And last, but not least, G-d, oh Hashem, for all of the above and more; You deserve a post just for Yourself, indeed.




This post was hand-written (while I was half sedated) during my time in the I.C.U. and dedicated to Angela Meraviglia.

I believe in angels.


During my recent and unexpected visit to Virtua Hospital, I had one nurse assigned to me during each 12-hour shift in the I.C.U.

All of them did what was required of them: they gave me my pain medications, they took my vitals, they came to me when I rang for them…

But, when you are scared to death like I was, and you can’t speak because you have a breathing tube down your throat like I had, you really need something more than a nurse.

You need an angel.

Because the last thing you, the patient, wants to be feeling, is to be a burden on anyone.

Which, on many occasions, I have to admit, I did feel.

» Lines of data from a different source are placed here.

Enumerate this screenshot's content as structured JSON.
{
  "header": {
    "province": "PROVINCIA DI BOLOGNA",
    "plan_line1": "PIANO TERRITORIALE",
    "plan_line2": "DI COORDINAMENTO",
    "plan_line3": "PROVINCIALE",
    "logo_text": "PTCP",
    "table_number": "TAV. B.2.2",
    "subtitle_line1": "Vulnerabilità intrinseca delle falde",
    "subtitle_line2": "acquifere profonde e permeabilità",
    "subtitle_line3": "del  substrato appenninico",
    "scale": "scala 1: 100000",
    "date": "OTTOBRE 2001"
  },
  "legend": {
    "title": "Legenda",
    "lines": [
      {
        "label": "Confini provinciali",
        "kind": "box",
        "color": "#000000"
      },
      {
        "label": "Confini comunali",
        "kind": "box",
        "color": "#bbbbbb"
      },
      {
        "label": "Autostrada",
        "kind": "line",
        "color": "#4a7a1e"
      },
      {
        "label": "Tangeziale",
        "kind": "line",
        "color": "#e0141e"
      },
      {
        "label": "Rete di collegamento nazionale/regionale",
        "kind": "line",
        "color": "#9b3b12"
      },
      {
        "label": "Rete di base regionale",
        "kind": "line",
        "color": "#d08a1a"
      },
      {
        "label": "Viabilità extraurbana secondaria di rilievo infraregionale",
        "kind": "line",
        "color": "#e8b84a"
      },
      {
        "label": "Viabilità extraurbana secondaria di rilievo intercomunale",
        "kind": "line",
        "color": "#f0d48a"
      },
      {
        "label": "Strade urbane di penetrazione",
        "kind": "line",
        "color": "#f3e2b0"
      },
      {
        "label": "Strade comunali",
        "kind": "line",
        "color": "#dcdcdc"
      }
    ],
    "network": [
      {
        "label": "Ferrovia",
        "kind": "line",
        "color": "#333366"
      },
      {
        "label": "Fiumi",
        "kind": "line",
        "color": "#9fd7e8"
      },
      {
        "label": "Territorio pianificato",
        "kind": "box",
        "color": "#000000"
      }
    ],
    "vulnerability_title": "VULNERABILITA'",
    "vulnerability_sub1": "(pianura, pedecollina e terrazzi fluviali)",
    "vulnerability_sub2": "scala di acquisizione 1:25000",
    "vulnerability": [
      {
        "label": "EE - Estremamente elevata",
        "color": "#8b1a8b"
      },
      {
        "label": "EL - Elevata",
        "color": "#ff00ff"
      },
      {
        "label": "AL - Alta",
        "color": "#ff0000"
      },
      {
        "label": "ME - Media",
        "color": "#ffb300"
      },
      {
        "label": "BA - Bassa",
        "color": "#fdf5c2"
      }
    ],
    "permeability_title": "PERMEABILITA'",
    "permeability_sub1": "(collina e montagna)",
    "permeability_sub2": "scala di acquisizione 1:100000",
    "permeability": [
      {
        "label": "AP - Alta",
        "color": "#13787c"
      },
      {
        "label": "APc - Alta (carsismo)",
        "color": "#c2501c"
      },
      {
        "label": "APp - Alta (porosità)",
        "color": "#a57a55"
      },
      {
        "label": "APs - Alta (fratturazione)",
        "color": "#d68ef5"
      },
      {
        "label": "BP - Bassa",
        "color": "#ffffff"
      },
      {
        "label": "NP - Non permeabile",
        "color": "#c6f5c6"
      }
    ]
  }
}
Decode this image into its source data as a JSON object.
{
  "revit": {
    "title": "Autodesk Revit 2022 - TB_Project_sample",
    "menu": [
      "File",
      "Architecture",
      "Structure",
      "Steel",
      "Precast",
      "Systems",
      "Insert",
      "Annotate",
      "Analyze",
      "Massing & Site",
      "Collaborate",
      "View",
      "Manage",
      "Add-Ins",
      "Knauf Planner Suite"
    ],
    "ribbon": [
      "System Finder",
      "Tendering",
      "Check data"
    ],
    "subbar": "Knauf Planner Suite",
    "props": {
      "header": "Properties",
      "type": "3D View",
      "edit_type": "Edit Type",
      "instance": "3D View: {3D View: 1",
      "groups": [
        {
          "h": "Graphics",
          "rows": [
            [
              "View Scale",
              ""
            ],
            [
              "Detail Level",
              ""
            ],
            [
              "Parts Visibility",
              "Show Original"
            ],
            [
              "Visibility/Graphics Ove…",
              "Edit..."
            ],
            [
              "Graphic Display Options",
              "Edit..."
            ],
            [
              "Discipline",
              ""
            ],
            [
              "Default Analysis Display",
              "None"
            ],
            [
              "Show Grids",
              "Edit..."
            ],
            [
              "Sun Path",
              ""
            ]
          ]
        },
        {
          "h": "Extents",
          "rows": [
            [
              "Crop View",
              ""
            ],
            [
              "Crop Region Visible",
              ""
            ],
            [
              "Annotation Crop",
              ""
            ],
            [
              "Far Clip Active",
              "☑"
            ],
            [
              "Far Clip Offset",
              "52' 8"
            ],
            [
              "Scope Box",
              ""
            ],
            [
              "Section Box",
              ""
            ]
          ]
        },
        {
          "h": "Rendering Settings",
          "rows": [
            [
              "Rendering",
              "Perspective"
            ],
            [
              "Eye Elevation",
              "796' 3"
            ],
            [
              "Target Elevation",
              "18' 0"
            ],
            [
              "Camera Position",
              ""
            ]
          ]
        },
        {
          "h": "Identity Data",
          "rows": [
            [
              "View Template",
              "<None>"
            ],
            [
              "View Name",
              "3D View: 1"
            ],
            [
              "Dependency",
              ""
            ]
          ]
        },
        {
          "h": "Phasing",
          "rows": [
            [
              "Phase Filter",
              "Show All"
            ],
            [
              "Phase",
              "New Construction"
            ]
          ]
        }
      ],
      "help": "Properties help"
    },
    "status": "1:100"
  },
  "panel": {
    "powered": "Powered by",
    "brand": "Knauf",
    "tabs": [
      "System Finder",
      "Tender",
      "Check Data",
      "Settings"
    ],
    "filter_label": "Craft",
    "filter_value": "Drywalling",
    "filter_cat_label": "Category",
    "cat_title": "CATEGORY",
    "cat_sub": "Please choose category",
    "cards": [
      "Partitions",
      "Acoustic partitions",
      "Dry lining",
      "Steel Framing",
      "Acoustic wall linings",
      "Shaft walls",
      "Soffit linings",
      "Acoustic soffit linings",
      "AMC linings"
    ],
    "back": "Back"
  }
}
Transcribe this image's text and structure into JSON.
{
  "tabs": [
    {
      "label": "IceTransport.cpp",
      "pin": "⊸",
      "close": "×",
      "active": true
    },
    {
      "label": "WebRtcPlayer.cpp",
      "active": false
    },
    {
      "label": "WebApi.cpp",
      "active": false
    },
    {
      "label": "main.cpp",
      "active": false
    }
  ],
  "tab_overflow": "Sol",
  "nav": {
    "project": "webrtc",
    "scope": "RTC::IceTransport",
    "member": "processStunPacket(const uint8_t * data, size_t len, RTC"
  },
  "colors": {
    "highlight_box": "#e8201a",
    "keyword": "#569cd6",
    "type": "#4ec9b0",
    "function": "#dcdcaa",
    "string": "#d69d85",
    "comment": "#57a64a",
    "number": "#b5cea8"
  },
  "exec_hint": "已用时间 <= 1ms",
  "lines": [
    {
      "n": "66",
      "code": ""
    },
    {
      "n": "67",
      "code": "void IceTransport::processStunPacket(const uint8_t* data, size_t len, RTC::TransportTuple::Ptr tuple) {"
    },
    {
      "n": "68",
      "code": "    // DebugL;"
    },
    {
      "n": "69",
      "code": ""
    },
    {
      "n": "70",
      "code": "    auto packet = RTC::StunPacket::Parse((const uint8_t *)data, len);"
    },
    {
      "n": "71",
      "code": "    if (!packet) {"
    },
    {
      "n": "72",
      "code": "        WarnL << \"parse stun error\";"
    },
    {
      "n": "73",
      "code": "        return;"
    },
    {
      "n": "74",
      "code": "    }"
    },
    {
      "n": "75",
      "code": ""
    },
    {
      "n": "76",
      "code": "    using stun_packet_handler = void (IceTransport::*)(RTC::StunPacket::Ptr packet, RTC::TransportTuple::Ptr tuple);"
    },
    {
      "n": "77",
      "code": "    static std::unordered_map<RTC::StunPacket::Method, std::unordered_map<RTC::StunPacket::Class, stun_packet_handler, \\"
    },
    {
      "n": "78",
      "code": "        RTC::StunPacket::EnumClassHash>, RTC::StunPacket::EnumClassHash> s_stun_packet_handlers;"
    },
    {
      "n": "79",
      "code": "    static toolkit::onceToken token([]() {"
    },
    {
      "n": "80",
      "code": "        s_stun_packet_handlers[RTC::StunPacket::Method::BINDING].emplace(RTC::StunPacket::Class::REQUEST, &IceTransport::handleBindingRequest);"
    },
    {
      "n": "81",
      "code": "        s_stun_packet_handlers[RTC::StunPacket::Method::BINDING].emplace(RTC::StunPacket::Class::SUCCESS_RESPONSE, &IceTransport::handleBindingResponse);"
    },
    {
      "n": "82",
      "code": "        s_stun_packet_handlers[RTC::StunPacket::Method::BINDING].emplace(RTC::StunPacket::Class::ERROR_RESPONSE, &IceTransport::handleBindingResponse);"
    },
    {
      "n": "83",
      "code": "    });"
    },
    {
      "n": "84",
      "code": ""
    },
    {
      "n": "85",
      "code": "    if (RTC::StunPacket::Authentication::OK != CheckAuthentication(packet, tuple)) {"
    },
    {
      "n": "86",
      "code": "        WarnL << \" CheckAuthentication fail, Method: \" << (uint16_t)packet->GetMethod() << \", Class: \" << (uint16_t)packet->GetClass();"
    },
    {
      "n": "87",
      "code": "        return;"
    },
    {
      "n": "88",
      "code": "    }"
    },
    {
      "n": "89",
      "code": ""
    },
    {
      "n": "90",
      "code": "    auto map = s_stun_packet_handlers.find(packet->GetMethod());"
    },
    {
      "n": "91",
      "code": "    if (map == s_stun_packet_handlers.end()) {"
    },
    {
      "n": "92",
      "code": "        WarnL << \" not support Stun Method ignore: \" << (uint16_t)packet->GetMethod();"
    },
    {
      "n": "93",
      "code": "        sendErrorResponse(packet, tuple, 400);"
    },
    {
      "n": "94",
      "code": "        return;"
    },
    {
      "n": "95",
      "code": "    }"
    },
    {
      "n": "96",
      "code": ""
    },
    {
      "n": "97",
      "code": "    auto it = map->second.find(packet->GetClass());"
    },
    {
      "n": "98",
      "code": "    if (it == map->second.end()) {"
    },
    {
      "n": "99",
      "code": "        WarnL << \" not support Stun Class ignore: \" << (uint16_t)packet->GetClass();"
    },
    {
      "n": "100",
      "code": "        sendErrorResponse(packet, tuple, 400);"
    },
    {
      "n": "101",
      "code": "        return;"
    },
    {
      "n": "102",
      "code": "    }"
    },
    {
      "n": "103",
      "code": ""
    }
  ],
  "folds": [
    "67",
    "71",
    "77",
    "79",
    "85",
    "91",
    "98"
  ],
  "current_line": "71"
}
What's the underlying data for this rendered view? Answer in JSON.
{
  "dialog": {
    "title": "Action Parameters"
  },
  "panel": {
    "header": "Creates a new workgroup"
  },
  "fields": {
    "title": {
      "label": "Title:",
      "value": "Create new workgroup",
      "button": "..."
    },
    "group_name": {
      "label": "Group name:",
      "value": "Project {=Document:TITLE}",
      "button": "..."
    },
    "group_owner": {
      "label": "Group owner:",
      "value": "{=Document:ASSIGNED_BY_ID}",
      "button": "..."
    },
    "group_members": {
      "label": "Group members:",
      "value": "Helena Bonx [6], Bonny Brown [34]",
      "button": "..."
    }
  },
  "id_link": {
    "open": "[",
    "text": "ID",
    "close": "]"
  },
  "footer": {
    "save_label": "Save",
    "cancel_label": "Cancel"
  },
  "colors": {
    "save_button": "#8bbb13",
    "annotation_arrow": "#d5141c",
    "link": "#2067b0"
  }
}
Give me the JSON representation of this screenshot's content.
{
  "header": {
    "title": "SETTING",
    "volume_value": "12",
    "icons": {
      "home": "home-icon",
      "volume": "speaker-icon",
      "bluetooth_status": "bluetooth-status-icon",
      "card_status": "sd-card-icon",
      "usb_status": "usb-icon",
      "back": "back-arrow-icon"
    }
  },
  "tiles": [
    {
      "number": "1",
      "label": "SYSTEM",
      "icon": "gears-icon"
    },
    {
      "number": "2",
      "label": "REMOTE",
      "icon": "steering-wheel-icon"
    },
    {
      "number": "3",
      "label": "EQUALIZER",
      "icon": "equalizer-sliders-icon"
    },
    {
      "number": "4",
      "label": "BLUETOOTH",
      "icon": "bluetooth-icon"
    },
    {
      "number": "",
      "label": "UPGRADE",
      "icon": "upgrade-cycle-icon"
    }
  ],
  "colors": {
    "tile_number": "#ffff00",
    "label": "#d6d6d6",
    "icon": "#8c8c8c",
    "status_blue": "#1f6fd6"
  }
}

Like when a nurse would walk into my room, after having rang for her, and she pops her head in and asks, “Yes?”

HELLO?!?!?!? (I’m saying/screaming to myself!)

I’ve got a BREATHING tube down my throat!

Don’t you KNOW that?


What do you mean, HELLO????

I need a PEN and PAPER to COMMUNICATE with you!!!

It’ll take a few seconds of your time…

I’m SORRY for the bother!!


But, I tried not to get stuck on that.

And, thank G-d, it wasn’t always like this.

Because I was blessed with an angel.

This angel was the antithesis of all the other nurses that I met.

This angel was caring, funny, experienced, and compassionate.

How can I help?

She would ask, before I even rang for her.

Can I fix the way you’re sitting?  It looks to my that you’re sitting kind of funny, she’d say.

And, she had a sense of humor that could make you roll over laughing until you die (God forbid!)

Like her conspiracy theories that my father and husband were F.B.I. agents – each having their own swipe cards leading up to the back entrance of the hospital – allowing them to enter on their own time and at any time.

You see, I wasn’t afraid to bother this angel.

Just the opposite.

I was encouraged and calmed by her.

Like when she found a spot of blood on the pillow that was underneath my knees.

I freaked.

She didn’t.

Do you have your period, she asked?


CALL THE DOCTOR!!! I strongly suggested.

Wait a minute, she said calmly.

Let’s see if we can make sense of this.

And, she did.

It was the heparin shot in my leg, that slightly bled into the pillow (which, in case you don’t know, heparin shots don’t get covered up with bandaids like most other shots.)


I always bring gifts from Israel when I visit the States.

This time, I brought beautifully painted rocks.

With words from the Bible painted on them, in Hebrew.

After giving out three of them to my friends, I found myself with one remaining.

The smallest one.

Small enough to put into the palm of your hand.

And I was deliberating what to do with it.

And it came to me while laying in that hospital bed.

I couldn’t think of a better person to whom to give it.

Written on this particular rock was not a sentence, like the other rocks I brought back, but rather just one word.



This word is composed of 4 Hebrew letters: Aleph, Hey, Vet, Hey.

And, as a lover of Hebrew, please allow me explain the root of this word.

The letter Aleph in the Hebrew alphabet (the first letter in the word LOVE), represents the self, “I”.

The letter Hey in the Hebrew alphabet (the last letter in the word LOVE), represents God.

The two letters in between – Hey and Vet compose the root of the word: Hav, which means – TO GIVE.

In other words, LOVING is synonymous with GIVING.

That is, LOVE is the constant choice to GIVE to another.

It’s a relationship.

A process.

For example, with my angel, her unconditional GIVING was the method that created a connection between the two of us.

Her GIVING was the condition that created and sustained love between the two of us.

Without her giving, there would have been no connection that could have been sustaining.

And lucky for me, she worked most of the shifts during my stay in the I.C.U.

And, for obvious reasons, I was quite stuck on her.

And grateful to see her as the sun rose each morning.


So many people continue to tell me that this whole ordeal must have happened for a reason.

That is was orchestrated from above.

Which I do believe, however crazy that may seem.

And, I guess meeting one of my angels was supposed to be part of that scheme.